Noble Roman Family in the 1st — 2nd Centuries AD: the Problem of Typology
Table of contents
Noble Roman Family in the 1st — 2nd Centuries AD: the Problem of Typology
Publication type
Alena Chuvasheva 
Occupation: Postgraduate Student of the Department of Ancient and Medieval History
Affiliation: Ural Federal University
Address: Russian Federation, Ekaterinburg
The article is devoted to the problem of determining the type of noble family of the early Roman Empire. In historiography, the question of determining the type of the Roman family was considered without taking into account the differences between ordinary and noble Romans. In historical studies, there are two points of view on the type of the Roman family. Until the last quarter of the 20th century, historians believed that the Roman family in the classical period was extended. R. Saller and B. Shaw in the 1980s basing on the study of epigraphic sources came to the conclusion that the nuclear family type was dominated in Rome. In this article the author uses legal and narrative texts as sources as well as data of epigraphy that was collected and processed by R. Saller and B. Shaw. The object of the study was chosen precisely noble Roman family because some of the evidence from selected sources cannot be extrapolated to Roman society as a whole. Based on a comparison of indirect data and direct evidence, the author identifies a noble Roman family as nominally extended.
Roman Family, Roman Elite, Family Structure, Nuclear Family, Extended Family, Roman Empire
Publication date
Number of characters
Number of purchasers
Readers community rating
0.0 (0 votes)
Cite Download pdf 100 RUB / 1.0 SU

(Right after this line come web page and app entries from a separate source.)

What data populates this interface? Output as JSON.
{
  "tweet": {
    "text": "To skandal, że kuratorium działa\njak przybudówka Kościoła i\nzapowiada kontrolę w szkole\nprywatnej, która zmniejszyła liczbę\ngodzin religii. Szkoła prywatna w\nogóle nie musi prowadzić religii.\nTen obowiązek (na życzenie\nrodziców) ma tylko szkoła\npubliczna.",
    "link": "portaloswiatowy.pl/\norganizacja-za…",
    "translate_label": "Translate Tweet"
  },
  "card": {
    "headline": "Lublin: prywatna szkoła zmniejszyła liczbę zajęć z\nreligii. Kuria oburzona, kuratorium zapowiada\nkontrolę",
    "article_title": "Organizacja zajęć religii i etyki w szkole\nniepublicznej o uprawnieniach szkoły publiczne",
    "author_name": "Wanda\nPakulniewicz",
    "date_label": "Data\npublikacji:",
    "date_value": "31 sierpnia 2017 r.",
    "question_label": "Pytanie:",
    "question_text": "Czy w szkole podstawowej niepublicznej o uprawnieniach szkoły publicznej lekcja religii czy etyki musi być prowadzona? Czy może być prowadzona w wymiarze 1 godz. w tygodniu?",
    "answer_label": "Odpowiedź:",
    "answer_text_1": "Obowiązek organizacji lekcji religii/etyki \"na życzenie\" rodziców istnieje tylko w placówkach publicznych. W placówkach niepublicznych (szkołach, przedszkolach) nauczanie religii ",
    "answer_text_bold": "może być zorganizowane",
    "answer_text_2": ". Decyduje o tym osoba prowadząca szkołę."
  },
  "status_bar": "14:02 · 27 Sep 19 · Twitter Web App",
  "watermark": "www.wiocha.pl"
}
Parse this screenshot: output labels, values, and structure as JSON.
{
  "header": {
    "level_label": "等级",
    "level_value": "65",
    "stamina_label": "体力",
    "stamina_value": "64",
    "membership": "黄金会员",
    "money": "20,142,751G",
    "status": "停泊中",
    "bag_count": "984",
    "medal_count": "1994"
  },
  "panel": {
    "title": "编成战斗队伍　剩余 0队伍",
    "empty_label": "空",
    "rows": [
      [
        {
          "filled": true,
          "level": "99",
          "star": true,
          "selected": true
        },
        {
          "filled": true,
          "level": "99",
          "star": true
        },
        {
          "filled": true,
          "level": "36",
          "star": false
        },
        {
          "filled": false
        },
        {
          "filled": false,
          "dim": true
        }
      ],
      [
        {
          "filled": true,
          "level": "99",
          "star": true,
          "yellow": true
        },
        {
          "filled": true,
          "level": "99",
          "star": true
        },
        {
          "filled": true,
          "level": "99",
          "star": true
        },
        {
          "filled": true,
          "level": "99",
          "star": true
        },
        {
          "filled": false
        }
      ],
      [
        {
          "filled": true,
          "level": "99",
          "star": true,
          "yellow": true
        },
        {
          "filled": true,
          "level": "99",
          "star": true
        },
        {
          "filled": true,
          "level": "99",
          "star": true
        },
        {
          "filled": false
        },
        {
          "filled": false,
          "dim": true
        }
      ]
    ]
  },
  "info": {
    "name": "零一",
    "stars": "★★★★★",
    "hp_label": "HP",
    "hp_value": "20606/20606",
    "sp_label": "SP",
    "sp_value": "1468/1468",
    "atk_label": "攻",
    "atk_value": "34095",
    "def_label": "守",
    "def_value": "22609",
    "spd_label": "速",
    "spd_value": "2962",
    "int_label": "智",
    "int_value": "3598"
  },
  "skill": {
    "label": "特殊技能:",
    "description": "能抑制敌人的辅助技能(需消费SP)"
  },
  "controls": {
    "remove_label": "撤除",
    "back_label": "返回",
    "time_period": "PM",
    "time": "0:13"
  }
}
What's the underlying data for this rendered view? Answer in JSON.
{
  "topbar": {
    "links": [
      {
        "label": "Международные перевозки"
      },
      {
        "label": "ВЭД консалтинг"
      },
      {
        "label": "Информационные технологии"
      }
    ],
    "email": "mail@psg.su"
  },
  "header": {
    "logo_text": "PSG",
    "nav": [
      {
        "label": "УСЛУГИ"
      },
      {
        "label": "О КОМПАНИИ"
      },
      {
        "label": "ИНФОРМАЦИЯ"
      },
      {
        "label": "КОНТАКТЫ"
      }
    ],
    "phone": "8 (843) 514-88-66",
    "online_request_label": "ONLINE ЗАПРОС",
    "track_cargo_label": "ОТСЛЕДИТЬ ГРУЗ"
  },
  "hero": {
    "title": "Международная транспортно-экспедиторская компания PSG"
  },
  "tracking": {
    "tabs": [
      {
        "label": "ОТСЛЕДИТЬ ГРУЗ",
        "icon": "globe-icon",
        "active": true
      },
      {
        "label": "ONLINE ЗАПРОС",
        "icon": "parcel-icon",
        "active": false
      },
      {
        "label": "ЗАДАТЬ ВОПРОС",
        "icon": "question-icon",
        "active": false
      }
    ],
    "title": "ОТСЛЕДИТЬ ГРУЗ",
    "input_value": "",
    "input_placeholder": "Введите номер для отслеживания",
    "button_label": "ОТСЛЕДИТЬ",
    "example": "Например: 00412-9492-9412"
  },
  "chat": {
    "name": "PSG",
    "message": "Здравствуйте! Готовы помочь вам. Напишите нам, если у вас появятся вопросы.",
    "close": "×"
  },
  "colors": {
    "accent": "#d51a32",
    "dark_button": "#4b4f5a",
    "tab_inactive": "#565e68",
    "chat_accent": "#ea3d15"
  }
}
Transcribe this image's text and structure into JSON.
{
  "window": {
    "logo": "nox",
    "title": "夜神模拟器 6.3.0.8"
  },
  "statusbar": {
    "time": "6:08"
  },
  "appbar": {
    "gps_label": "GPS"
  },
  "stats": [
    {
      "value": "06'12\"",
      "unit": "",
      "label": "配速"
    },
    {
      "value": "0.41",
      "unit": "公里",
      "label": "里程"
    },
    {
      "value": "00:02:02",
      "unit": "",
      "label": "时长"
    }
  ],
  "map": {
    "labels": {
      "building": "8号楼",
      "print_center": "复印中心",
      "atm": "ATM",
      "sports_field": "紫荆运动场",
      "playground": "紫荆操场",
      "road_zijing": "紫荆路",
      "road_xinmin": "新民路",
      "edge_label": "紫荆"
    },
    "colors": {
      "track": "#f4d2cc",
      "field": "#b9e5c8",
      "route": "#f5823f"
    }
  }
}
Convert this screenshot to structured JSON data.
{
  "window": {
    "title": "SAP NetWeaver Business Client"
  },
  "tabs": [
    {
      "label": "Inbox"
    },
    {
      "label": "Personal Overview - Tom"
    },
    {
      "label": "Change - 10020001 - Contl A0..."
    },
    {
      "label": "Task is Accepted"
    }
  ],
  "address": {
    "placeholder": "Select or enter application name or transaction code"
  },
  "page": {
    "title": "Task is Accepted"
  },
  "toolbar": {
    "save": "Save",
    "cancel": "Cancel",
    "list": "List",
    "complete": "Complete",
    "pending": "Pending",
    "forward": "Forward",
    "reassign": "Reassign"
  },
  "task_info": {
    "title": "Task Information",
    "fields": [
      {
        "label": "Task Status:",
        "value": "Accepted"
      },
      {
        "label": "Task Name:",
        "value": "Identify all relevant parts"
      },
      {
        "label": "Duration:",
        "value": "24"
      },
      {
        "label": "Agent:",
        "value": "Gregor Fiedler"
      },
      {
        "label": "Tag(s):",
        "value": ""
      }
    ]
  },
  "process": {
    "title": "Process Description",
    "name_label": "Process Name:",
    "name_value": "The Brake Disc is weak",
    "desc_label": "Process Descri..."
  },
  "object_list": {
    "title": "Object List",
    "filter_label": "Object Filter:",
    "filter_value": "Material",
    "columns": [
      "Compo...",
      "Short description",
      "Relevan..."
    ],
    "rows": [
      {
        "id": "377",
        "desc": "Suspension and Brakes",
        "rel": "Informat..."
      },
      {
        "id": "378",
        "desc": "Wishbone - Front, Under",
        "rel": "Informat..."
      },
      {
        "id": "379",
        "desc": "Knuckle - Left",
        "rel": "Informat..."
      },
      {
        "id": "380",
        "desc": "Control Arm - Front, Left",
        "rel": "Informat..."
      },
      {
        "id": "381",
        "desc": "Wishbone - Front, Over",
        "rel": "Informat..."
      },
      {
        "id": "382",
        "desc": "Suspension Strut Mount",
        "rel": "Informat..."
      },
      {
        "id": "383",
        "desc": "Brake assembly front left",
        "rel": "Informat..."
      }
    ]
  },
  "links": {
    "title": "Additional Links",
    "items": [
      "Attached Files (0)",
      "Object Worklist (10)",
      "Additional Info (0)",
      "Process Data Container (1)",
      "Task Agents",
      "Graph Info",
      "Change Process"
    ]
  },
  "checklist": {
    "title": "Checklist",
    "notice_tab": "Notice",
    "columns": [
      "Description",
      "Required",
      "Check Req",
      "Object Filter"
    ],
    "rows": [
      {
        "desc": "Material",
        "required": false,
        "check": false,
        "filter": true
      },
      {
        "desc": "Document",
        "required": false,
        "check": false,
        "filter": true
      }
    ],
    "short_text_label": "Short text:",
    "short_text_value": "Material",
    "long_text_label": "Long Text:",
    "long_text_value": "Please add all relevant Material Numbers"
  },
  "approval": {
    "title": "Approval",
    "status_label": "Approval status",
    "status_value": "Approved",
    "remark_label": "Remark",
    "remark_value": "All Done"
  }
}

To download PDF you should sign in

Full text is available to subscribers only
Subscribe right now
Only article
100 RUB / 1.0 SU
Whole issue
1000 RUB / 10.0 SU
All issues for 2018
2500 RUB / 50.0 SU


1. Antonova N. L. Demografiya: uchebnoe posobie dlya studentov. Ekaterinburg, 2014.

2. Gaj. Institutsii / pod red. V. A. Savel'eva, L. L. Kofanova / per. F. Dydynskogo. M., 1997.

3. Zajkov A. V. Rimskoe chastnoe pravo v sistematicheskom izlozhenii: uchebnik. M., 2012.

4. Kravchenko A. I. Sotsiologiya. Obschij kurs: uchebnoe posobie dlya studentov vuzov. M., 2010.

5. Pavlov A. A. Rimskaya antichnaya familia v svete «novoj sotsial'noj istorii»: novye podkhody sovremennoj zapadnoj istoriografii (obzor) // Gendernaya teoriya i istoricheskoe znanie: materialy nauchnykh seminarov. Syktyvkar, 2004. S. 149—198.

6. Pis'ma Pliniya Mladshego: Knigi I—X / pod red. A. I. Dovatura, per. A. I. Dovatura. M., 1982.

7. Dixon S. The Marriage Alliance in the Roman Elite // Journal of Family History. 1985. № 1. P. 353—378.

8. Frier B. Roman Life Expectancy: Ulpian's Evidence // Harvard Studies in Classical Philology. 1952. Vol. 86. P. 213—251.

9. Gardner J. F. Family and “Familia” in Roman Law and Life. Oxford. 1998.

10. Inscriptiones Latinae Selectee / ed. by Dessau H. Vol. I. Berlin. 1892.

11. Martin D. B. The Construction of the Ancient Family: Methodological Considerations // The Journal of Roman Studies. 1996. № 84. P. 40—59.

12. Saller R. P. Men's Age at Marriage and Its Consequences in the Roman Family // Classical Philology. 1987. Vol. 82. №. 1. P. 21—34.

13. Saller R. P. Patria Potestas and the Stereotype of the Roman Family // Continuity and Change. 1986. № 1. P. 7—22.

14. Saller R. P., Shaw B. D. Tombstones and Roman Family Relations in the Principate: Civilians, Soldiers and Slaves // The Journal of Roman Studies. 1984. № 74. P. 124—156.

15. Saller R. P. “Familia, Domus”, and the Roman Conception of the Family // Phoenix. 1984. № 38. P. 336—355.

16. Scheidel W. Roman Funerary Commemoration and the Age at First Marriage // Classical Philology. 2007. Vol. 102. № 4. P. 389—402.

17. Shaw B. D. Latin Funerary Epigraphy and Family Life in the Later Roman Empire // Historia. 1984. № 33. P. 457—497.

18. The Methods and Materials of Demography / ed. by J. S. Siegel, D. A. Swanson. London, 2004.